The colors used in the graphics are different for each time period, although sometimes the action switches back and forth so quickly that it’s difficult to know which time period the author is featuring. However, that works beautifully when different Passover seders – from his grandfather’s time to present day – are portrayed over several pages.

The story told in “Replay” is messy because it shows real life with all its problems and dissatisfactions. Happy endings are not always possible. Perhaps the real lesson Mechner teaches is reflected during one of the seders: “In the Passover story, bread represents the familiar, comfortable life we know. The matzah reminds us that we need to be ready to walk away from it at a moment’s notice.” The story of Mechnor’s father’s and grandfather’s lives proves just how true that is.

Picture books

“The Tree of Life”

Hope: that is what picture books about the Holocaust try to offer children. That’s true of the real life story “The Tree of Life: How a Holocaust Sapling Inspired the World” written by Elisa Boxer and illustrated by Alianna Rozentsveig (Rocky Pond Books). One such ray of hope occurred in the Terezin ghetto when a teacher, Irma Lauscher, asked someone to secretly bring a tree into the ghetto. Both risked their lives to do so, but her students faithfully care for that tree. Even as more and more people were taken from the ghetto, the students kept the tree alive. Once the war was over, the tree became a symbol of freedom and hope. Seeds from the tree were taken and planted across the world. Even as the tree grew old and died, its descendants – more than 600 trees in different parts of the world – continued to grow.

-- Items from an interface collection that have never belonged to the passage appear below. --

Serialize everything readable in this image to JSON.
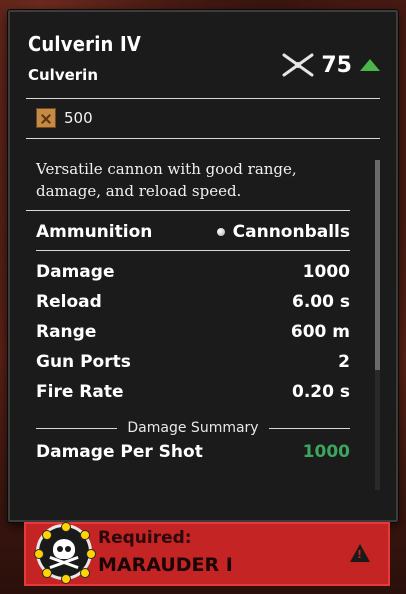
{
  "item": {
    "name": "Culverin IV",
    "type": "Culverin",
    "level": "75",
    "level_trend": "up",
    "cost": "500",
    "cost_icon": "wood-crate-icon",
    "description": "Versatile cannon with good range, damage, and reload speed."
  },
  "stats": {
    "ammunition": {
      "label": "Ammunition",
      "value": "Cannonballs",
      "icon": "cannonball-icon"
    },
    "damage": {
      "label": "Damage",
      "value": "1000"
    },
    "reload": {
      "label": "Reload",
      "value": "6.00 s"
    },
    "range": {
      "label": "Range",
      "value": "600 m"
    },
    "gun_ports": {
      "label": "Gun Ports",
      "value": "2"
    },
    "fire_rate": {
      "label": "Fire Rate",
      "value": "0.20 s"
    }
  },
  "summary": {
    "heading": "Damage Summary",
    "damage_per_shot": {
      "label": "Damage Per Shot",
      "value": "1000"
    }
  },
  "requirement": {
    "label": "Required:",
    "value": "MARAUDER I",
    "icon": "skull-crossbones-icon"
  },
  "colors": {
    "panel_bg": "#1b1b1b",
    "accent_green": "#3ca65e",
    "level_arrow": "#49b649",
    "requirement_bg": "#c52424"
  }
}
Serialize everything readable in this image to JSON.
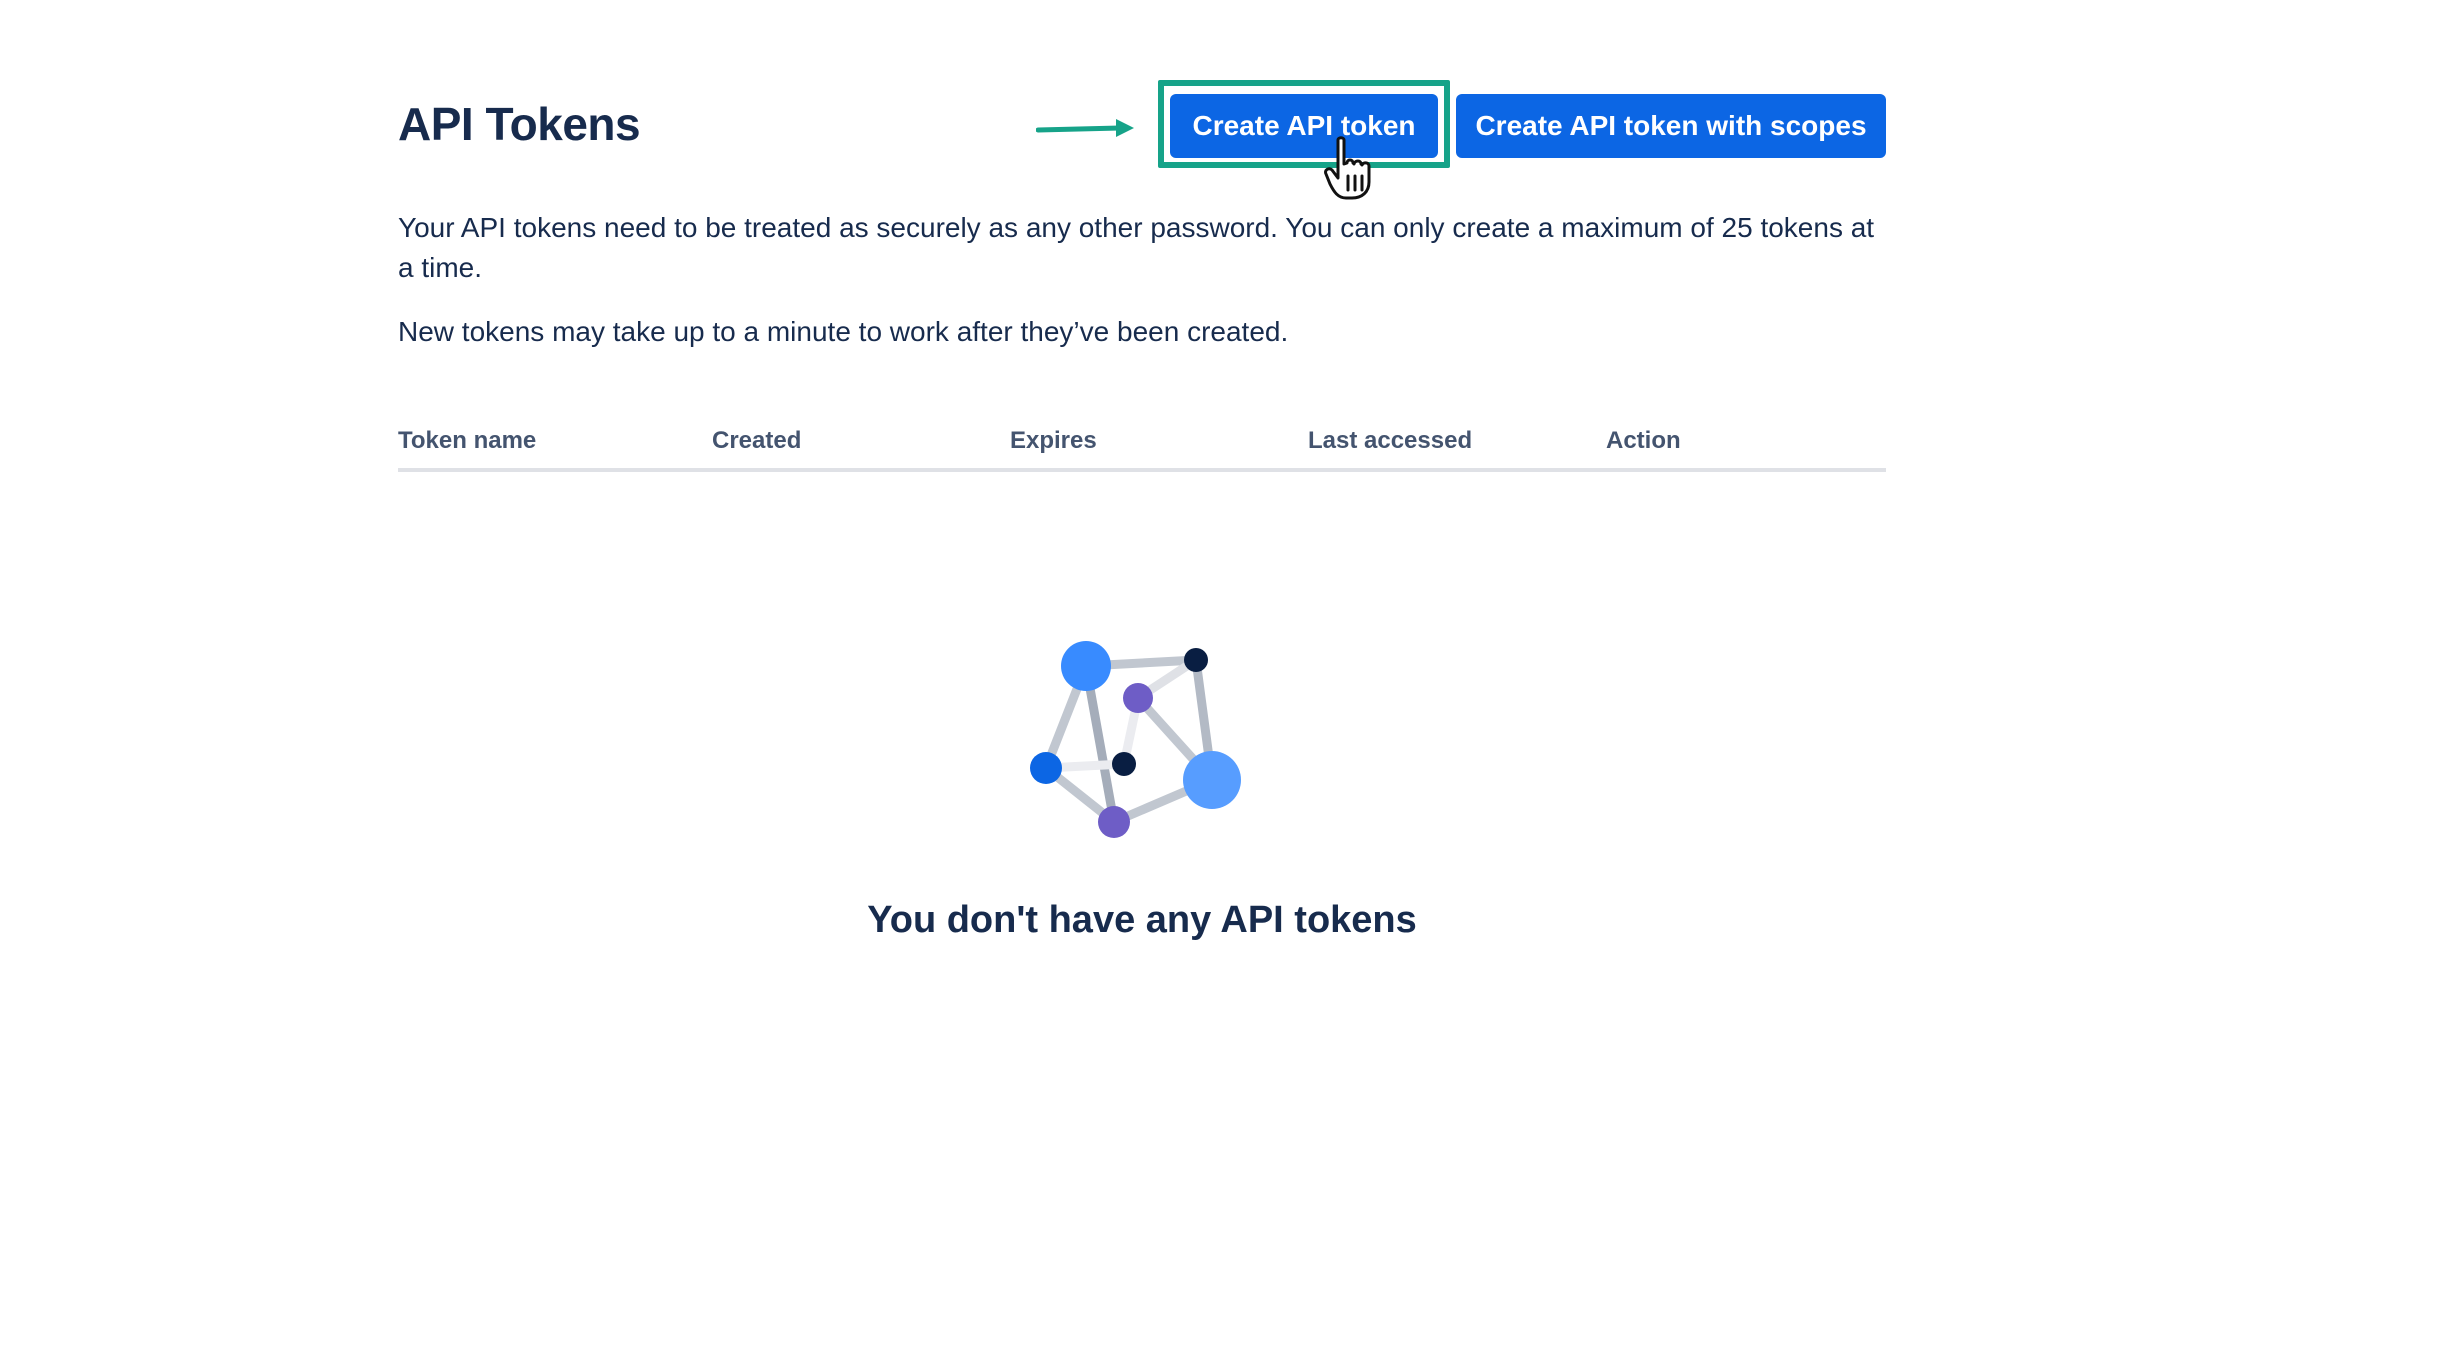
{
  "header": {
    "title": "API Tokens",
    "create_button_label": "Create API token",
    "create_scopes_button_label": "Create API token with scopes"
  },
  "description": {
    "paragraph_1": "Your API tokens need to be treated as securely as any other password. You can only create a maximum of 25 tokens at a time.",
    "paragraph_2": "New tokens may take up to a minute to work after they’ve been created."
  },
  "table": {
    "columns": [
      "Token name",
      "Created",
      "Expires",
      "Last accessed",
      "Action"
    ],
    "rows": []
  },
  "empty_state": {
    "message": "You don't have any API tokens"
  },
  "colors": {
    "primary_button": "#0c66e4",
    "highlight": "#16a389",
    "text": "#172b4d"
  },
  "icons": [
    "arrow-right-icon",
    "hand-pointer-cursor-icon",
    "network-nodes-illustration"
  ]
}
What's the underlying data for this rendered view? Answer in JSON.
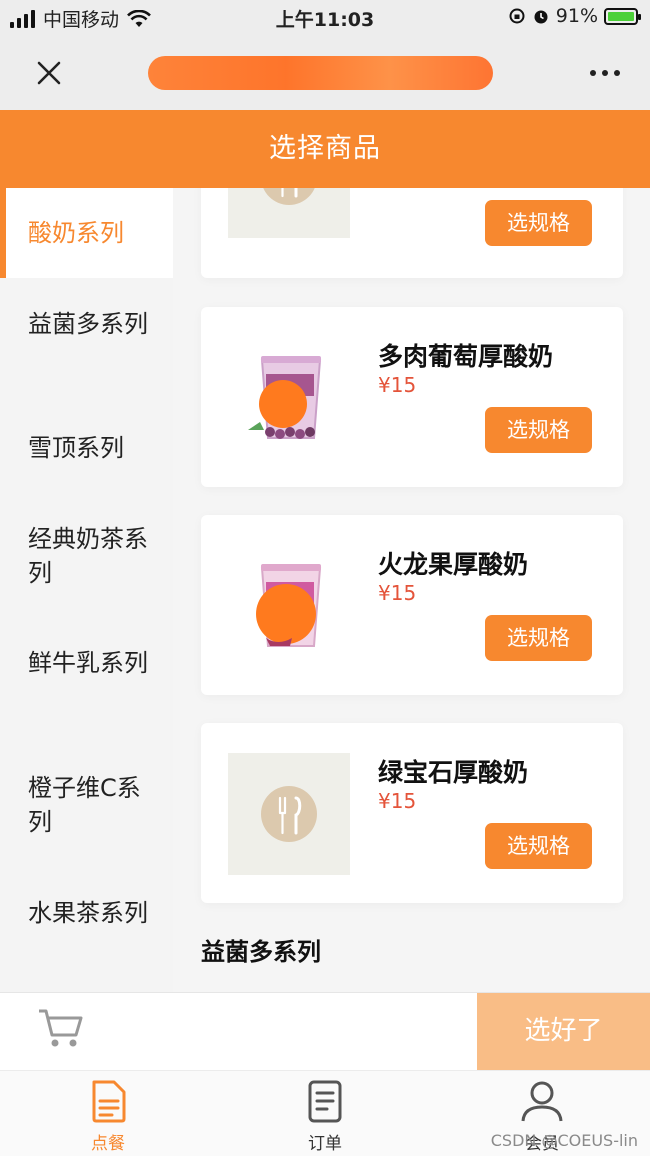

“The Tree of Life” is beautifully done and includes additional information so adults can explain what occurred to their children. Parents will need to gauge whether their child is mature enough to understand the story and how much additional information should be given about the Holocaust. But adults will also appreciate this tale, one which offers a rare sliver of light from that horrific time. 

“Sophie’s Monster Goes to Shul” 

Sophie has an imaginary monster living in her closet. Unfortunately, her monster is going through an identity crisis: he doesn’t have a job now that Sophie is no longer afraid of him. This leaves him crying, “Oy, oy, oy” and worried about finding a new occupation. In “Sophie’s Monster Goes to Shul” by Sandy Asher and illustrated by Alexandra Colombo (Kar-Ben Publishing), Sophie helps her monster by bringing him to religious school where the two of them have a wonderful time. Then, with the use of her imagination, Sophie finds the perfect place for him.
“Sophie’s Monster Goes to Shul” is cute and a bit silly, which is perfect for the story. The resolution is clever and satisfying. Colombo’s illustrations are well done and young (and older) readers will love the drawings of the not-really-scary, large, blue-green, hairy monster. An added pleasure is that Sophie loves religious school and hopefully readers will share in her delight.